> TASK DIRECTIONS: Where a line of the entries holds the string "Multibyte", copy that line.

Recorded data:

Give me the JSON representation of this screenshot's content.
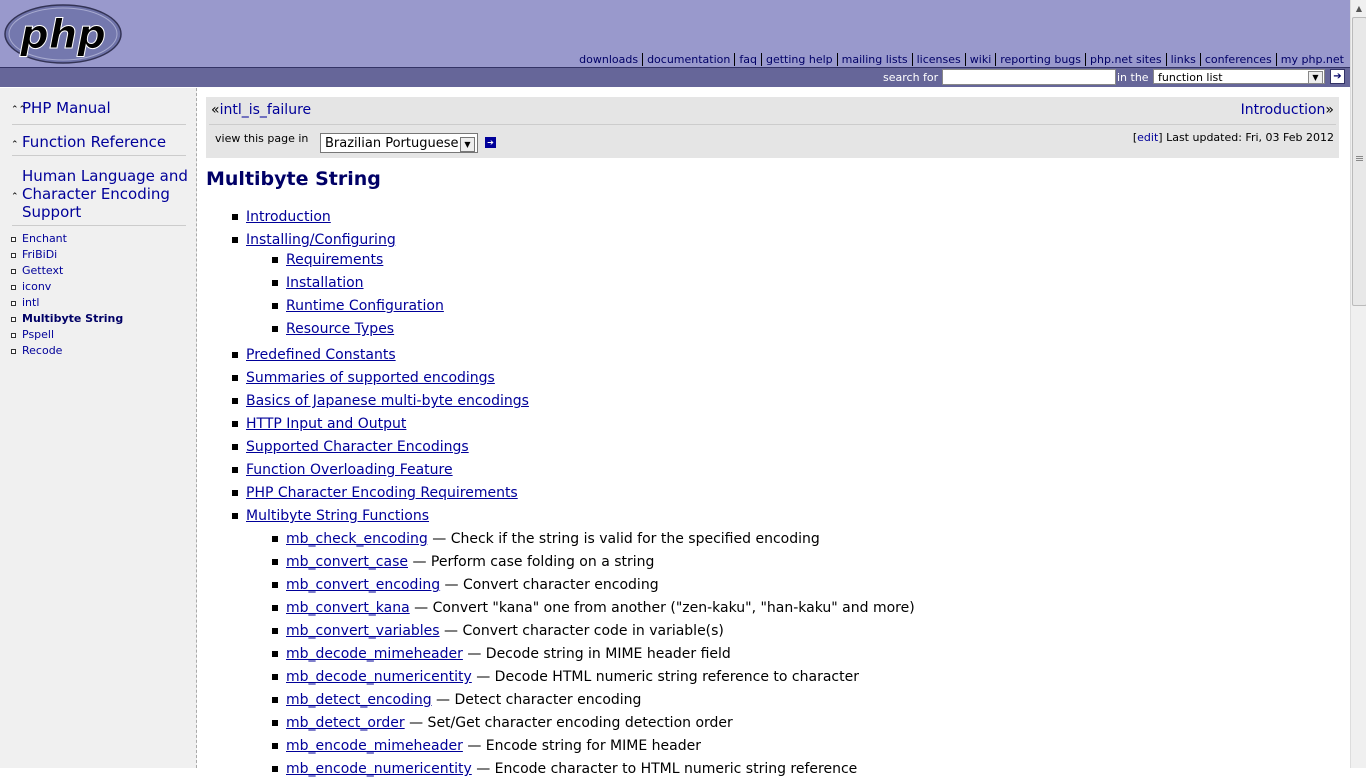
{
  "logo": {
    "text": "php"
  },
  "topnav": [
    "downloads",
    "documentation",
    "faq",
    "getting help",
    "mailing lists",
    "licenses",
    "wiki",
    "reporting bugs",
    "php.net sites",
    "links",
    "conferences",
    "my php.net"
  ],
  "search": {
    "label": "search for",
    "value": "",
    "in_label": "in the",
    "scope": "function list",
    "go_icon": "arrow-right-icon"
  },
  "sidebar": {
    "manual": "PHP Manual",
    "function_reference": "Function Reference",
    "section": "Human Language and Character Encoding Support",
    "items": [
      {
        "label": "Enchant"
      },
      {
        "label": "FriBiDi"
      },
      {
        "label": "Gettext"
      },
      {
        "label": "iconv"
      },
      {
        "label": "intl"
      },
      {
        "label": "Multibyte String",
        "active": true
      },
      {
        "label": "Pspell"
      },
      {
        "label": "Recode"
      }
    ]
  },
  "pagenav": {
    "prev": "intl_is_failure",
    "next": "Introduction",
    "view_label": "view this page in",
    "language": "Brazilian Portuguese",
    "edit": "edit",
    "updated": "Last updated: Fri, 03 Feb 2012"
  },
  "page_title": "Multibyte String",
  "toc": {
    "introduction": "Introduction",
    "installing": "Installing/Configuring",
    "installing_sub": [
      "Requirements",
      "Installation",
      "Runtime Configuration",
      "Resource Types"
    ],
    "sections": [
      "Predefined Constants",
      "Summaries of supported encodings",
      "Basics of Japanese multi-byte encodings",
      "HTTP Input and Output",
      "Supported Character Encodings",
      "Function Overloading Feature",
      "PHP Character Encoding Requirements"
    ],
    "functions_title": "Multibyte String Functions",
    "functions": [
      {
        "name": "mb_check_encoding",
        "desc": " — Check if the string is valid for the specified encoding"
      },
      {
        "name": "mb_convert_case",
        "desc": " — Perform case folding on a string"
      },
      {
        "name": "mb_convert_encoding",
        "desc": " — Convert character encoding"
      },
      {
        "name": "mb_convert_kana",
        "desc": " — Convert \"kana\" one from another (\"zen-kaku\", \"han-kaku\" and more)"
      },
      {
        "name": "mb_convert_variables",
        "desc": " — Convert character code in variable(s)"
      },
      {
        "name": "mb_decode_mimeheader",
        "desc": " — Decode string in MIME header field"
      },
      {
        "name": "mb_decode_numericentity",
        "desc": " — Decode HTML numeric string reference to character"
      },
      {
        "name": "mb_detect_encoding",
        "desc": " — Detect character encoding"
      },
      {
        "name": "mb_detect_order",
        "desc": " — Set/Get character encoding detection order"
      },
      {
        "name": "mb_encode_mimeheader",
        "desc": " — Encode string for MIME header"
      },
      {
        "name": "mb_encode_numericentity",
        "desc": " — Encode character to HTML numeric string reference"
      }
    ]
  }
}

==

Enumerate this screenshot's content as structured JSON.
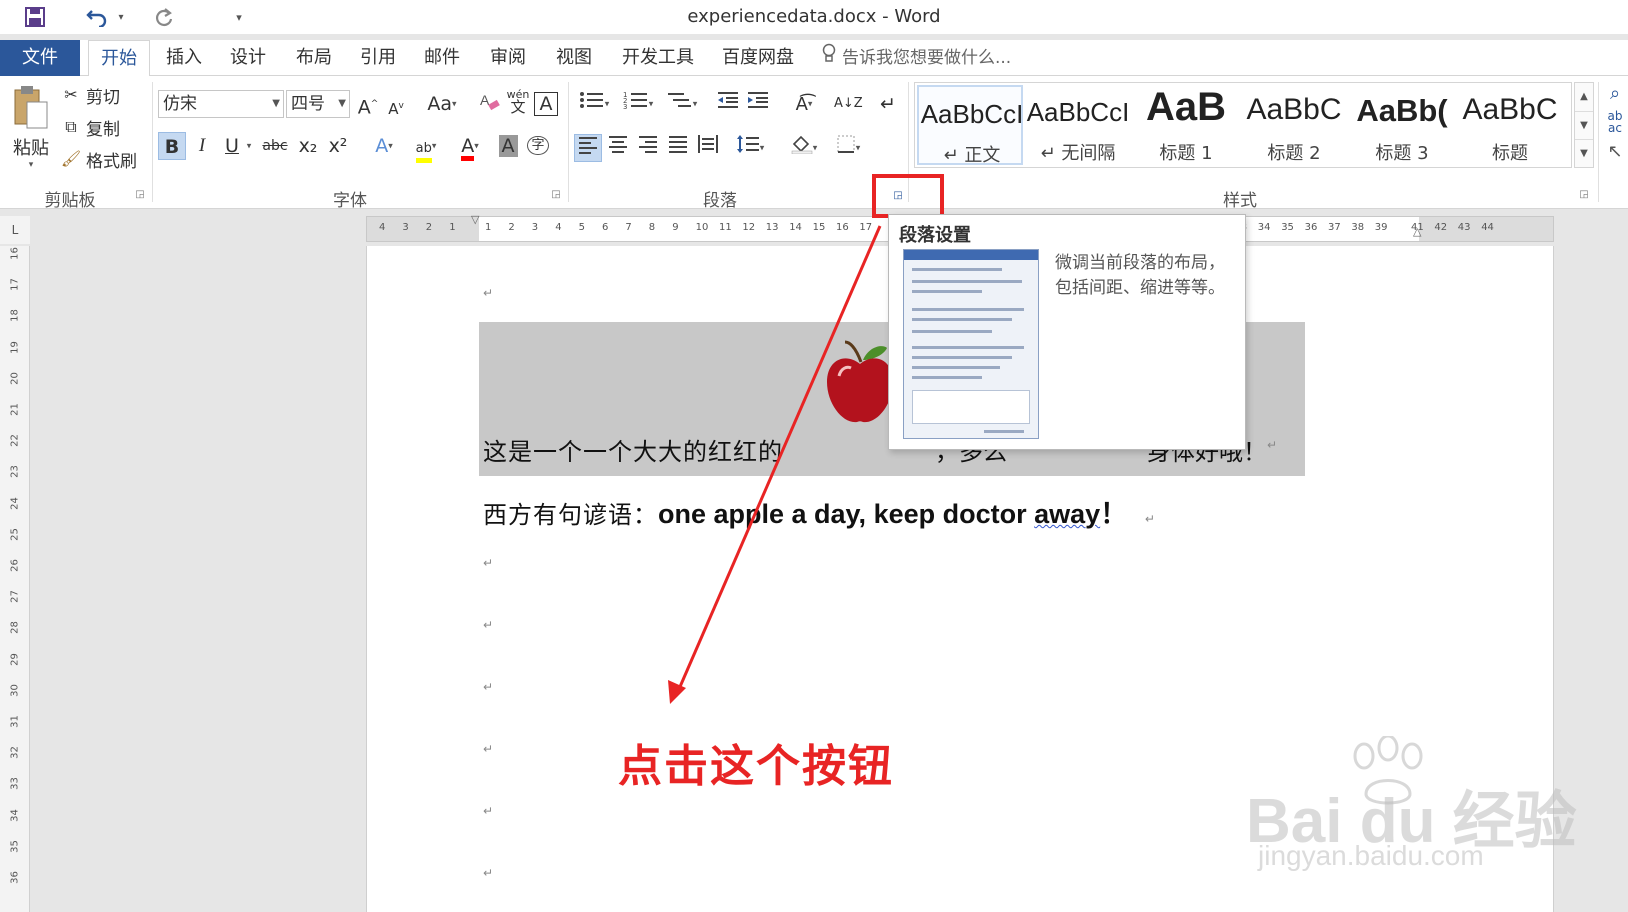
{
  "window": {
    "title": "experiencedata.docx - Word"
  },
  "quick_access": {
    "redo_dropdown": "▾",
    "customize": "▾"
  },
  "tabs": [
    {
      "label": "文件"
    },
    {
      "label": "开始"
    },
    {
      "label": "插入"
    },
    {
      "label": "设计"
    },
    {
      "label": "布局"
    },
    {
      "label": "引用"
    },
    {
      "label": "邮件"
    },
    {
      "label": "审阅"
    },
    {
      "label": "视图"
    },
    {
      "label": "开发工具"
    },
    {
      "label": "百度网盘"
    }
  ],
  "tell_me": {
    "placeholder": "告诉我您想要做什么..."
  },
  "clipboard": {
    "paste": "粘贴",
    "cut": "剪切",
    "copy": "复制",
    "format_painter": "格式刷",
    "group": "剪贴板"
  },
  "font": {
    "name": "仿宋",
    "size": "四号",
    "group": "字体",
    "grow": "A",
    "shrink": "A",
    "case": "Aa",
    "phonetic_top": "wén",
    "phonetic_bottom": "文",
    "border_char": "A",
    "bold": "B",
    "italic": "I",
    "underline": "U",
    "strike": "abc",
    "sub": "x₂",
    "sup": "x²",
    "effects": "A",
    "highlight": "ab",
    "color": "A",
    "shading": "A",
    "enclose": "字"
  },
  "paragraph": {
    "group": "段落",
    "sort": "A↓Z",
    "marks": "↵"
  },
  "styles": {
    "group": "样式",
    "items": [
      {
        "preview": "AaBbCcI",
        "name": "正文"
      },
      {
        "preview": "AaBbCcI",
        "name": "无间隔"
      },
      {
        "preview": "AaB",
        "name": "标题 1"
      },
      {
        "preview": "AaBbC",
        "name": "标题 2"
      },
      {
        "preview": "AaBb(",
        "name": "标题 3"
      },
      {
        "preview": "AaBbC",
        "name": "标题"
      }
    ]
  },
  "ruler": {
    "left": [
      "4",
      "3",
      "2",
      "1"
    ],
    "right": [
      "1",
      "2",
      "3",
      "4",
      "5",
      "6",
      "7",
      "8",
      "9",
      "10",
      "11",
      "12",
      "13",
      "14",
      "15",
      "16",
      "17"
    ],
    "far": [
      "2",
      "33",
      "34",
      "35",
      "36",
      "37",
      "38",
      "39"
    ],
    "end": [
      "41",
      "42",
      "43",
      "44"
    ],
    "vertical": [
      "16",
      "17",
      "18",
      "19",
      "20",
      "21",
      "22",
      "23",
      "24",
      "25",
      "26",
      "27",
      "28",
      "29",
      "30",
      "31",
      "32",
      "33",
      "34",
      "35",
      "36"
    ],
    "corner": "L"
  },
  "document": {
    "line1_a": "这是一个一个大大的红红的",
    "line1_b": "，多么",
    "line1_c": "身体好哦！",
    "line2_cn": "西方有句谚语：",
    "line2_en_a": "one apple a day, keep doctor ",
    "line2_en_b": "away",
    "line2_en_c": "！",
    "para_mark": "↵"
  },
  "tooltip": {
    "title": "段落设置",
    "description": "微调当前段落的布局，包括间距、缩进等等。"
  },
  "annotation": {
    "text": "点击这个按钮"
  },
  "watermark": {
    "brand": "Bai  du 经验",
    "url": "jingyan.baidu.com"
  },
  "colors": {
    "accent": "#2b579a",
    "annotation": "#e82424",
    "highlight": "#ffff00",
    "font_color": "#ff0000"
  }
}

> RESPONSE:
        "label": "Multibyte String",
  "page_title": "Multibyte String",
    "functions_title": "Multibyte String Functions",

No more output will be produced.